> **What to work on**: Whenever the word "name" turns up in a line below, that line should be copied.

[App and web page records]
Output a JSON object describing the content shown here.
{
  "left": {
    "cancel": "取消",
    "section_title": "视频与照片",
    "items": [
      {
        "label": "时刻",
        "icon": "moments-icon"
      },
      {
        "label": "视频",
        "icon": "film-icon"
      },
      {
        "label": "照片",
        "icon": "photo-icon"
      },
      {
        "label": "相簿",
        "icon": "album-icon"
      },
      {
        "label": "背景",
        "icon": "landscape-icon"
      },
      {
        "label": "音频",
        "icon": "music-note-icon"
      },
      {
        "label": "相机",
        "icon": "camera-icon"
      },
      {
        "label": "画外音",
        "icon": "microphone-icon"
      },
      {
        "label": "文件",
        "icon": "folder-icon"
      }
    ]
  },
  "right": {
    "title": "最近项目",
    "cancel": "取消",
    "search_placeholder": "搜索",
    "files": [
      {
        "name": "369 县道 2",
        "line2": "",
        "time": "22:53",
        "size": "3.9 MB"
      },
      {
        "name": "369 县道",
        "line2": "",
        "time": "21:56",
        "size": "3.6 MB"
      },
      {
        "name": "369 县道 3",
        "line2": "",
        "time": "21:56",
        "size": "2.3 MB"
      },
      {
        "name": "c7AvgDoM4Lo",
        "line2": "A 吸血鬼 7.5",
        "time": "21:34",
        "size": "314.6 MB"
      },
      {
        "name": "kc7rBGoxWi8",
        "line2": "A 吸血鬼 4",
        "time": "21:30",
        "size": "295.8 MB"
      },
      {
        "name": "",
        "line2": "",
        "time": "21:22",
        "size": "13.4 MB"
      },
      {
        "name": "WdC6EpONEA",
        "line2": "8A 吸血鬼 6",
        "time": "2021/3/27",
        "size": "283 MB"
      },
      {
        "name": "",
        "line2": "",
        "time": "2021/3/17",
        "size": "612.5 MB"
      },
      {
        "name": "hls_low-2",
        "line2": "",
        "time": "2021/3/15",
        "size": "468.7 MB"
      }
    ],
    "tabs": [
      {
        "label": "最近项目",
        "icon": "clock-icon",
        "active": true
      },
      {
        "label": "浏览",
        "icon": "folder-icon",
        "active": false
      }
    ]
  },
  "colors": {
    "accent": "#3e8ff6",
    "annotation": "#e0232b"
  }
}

> **Exercise output**:
        "name": "369 县道 2",
        "name": "369 县道",
        "name": "369 县道 3",
        "name": "c7AvgDoM4Lo",
        "name": "kc7rBGoxWi8",
        "name": "",
        "name": "WdC6EpONEA",
        "name": "",
        "name": "hls_low-2",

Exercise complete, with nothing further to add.